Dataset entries
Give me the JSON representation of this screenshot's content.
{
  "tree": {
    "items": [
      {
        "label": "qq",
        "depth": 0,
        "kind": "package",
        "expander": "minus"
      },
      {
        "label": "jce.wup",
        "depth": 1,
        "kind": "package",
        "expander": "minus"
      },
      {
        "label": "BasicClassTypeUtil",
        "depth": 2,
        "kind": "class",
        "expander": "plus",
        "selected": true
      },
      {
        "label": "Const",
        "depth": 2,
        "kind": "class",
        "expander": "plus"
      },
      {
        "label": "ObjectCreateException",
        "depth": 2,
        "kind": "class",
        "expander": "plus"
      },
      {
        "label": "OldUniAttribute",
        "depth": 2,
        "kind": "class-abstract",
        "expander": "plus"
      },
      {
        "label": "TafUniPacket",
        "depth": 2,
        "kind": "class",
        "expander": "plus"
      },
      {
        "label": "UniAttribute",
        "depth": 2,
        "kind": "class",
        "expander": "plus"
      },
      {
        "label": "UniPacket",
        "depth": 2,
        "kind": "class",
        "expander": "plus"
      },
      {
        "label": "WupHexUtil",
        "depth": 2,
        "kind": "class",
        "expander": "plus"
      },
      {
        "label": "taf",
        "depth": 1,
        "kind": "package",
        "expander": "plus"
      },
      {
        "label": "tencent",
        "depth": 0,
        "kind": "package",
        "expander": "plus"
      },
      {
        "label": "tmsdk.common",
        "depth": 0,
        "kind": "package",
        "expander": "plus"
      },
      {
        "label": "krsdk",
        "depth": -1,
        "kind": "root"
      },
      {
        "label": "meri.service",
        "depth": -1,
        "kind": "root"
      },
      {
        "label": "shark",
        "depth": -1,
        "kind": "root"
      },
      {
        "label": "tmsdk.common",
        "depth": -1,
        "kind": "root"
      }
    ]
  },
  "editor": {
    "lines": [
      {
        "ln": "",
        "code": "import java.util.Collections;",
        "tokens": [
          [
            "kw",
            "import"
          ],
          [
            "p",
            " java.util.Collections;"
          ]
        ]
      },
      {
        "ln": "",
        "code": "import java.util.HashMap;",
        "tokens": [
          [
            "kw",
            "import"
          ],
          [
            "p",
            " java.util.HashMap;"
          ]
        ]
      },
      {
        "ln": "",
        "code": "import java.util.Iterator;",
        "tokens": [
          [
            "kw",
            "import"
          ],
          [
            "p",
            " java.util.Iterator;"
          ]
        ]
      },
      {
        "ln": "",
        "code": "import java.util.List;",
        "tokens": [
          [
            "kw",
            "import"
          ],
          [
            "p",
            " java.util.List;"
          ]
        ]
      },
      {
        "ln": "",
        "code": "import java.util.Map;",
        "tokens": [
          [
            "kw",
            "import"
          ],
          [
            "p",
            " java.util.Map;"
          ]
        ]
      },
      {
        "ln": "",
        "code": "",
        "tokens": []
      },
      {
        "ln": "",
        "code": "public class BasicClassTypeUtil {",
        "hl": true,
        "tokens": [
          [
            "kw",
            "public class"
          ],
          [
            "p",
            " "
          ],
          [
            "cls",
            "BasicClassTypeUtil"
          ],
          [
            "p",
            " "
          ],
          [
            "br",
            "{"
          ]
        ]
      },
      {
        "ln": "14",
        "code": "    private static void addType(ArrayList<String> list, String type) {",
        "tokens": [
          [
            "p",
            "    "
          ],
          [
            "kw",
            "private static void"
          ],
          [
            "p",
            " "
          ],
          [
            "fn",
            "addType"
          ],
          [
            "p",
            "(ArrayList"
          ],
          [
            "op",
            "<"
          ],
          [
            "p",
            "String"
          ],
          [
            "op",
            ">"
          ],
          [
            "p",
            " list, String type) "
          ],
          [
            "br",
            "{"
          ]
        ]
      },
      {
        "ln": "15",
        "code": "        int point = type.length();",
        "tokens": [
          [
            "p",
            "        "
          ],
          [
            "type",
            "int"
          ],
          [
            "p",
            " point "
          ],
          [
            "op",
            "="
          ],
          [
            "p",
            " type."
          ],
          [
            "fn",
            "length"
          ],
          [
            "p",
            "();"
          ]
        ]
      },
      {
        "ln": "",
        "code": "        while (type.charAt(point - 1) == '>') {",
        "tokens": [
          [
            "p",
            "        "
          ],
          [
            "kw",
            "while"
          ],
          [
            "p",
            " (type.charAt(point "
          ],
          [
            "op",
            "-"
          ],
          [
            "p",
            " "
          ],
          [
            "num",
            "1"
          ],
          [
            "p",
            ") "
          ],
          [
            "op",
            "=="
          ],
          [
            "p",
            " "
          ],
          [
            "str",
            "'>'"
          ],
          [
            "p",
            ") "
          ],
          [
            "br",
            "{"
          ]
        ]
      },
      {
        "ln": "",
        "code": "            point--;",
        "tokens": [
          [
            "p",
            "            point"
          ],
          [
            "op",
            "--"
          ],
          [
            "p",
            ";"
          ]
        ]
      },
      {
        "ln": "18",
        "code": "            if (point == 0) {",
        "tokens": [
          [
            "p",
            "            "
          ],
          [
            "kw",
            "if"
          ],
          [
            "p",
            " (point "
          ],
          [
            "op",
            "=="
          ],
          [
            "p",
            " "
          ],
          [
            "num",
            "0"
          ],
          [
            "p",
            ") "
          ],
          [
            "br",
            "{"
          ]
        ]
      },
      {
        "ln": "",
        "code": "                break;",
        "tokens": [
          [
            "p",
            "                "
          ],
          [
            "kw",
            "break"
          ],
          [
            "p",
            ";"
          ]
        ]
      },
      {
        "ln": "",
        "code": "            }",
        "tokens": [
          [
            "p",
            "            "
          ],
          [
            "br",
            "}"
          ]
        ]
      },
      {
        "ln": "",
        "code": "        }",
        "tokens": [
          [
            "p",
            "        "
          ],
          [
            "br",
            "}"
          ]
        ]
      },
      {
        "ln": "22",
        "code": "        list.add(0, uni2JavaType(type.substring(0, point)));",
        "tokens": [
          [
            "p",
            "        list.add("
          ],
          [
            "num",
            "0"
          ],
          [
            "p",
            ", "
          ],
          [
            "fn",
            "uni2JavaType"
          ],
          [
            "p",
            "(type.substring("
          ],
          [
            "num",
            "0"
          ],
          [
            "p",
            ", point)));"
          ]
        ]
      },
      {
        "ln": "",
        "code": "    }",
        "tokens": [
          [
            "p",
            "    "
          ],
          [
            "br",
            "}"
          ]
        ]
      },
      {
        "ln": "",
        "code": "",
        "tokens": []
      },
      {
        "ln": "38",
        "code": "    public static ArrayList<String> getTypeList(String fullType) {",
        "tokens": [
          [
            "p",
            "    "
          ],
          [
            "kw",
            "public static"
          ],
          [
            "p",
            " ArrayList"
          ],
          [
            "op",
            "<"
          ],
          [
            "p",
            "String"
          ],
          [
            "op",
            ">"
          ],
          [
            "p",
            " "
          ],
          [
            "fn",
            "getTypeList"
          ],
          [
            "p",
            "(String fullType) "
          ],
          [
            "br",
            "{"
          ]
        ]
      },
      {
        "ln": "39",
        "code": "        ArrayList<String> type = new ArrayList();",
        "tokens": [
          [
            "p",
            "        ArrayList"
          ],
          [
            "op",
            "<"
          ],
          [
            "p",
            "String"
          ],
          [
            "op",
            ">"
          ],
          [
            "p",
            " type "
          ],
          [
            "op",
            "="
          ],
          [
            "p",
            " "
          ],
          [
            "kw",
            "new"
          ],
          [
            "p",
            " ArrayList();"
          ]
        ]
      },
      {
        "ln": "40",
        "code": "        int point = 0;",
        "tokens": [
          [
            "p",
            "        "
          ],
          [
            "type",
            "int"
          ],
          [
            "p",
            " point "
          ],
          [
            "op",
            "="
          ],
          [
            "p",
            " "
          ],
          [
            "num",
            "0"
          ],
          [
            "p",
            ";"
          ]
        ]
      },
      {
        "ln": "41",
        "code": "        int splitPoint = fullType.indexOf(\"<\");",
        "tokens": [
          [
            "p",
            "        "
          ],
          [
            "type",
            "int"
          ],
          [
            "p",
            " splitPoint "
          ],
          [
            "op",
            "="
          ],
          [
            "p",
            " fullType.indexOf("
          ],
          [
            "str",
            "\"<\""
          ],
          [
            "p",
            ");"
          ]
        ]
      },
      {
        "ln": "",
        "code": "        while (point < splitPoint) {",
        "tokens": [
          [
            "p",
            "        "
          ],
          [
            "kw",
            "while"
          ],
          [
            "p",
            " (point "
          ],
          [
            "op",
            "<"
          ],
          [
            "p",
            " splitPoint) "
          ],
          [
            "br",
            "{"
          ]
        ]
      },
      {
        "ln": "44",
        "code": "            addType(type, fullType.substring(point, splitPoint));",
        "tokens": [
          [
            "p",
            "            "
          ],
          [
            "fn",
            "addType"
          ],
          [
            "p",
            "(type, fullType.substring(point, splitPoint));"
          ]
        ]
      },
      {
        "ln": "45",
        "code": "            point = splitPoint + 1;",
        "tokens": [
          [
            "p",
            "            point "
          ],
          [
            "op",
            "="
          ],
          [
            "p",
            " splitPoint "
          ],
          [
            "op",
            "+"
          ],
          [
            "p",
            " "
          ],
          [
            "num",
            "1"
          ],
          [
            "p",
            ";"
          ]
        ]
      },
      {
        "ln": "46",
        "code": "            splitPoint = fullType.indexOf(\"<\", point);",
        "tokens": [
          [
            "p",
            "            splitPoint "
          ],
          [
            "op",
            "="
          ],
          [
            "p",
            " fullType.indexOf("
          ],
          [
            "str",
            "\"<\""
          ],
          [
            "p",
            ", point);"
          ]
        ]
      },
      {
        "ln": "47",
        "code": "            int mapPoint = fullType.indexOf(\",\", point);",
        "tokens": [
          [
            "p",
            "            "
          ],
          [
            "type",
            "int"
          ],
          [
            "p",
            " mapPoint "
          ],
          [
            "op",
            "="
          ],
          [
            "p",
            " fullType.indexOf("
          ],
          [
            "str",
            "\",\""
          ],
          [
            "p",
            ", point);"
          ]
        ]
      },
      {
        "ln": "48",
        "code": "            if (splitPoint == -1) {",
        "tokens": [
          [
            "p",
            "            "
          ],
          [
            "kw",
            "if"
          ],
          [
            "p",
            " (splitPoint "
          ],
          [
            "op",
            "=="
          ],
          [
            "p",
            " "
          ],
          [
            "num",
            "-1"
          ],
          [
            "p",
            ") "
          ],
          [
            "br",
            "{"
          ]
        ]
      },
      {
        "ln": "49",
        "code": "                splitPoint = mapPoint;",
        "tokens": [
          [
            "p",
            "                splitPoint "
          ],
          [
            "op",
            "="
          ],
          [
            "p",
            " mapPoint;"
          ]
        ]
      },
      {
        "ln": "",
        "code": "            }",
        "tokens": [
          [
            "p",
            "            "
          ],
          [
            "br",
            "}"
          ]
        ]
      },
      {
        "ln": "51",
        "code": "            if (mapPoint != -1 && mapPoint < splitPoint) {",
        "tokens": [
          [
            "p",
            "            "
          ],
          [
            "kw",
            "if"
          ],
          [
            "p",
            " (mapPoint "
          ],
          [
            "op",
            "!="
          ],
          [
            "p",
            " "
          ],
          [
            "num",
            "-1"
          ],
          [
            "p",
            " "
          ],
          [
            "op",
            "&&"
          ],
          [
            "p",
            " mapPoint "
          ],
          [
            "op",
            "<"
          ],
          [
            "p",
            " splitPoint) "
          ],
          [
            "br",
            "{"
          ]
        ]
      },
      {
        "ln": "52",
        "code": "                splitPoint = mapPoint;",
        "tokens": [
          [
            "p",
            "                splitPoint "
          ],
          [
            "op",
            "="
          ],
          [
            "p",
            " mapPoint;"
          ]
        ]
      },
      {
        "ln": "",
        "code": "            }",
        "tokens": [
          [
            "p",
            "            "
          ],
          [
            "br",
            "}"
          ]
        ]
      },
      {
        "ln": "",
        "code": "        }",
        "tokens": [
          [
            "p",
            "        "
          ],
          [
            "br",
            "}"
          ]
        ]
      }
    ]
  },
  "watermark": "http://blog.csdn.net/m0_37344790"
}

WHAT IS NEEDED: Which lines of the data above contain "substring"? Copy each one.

ANSWER FOR THE TASK:
        "code": "        list.add(0, uni2JavaType(type.substring(0, point)));",
            "(type.substring("
        "code": "            addType(type, fullType.substring(point, splitPoint));",
            "(type, fullType.substring(point, splitPoint));"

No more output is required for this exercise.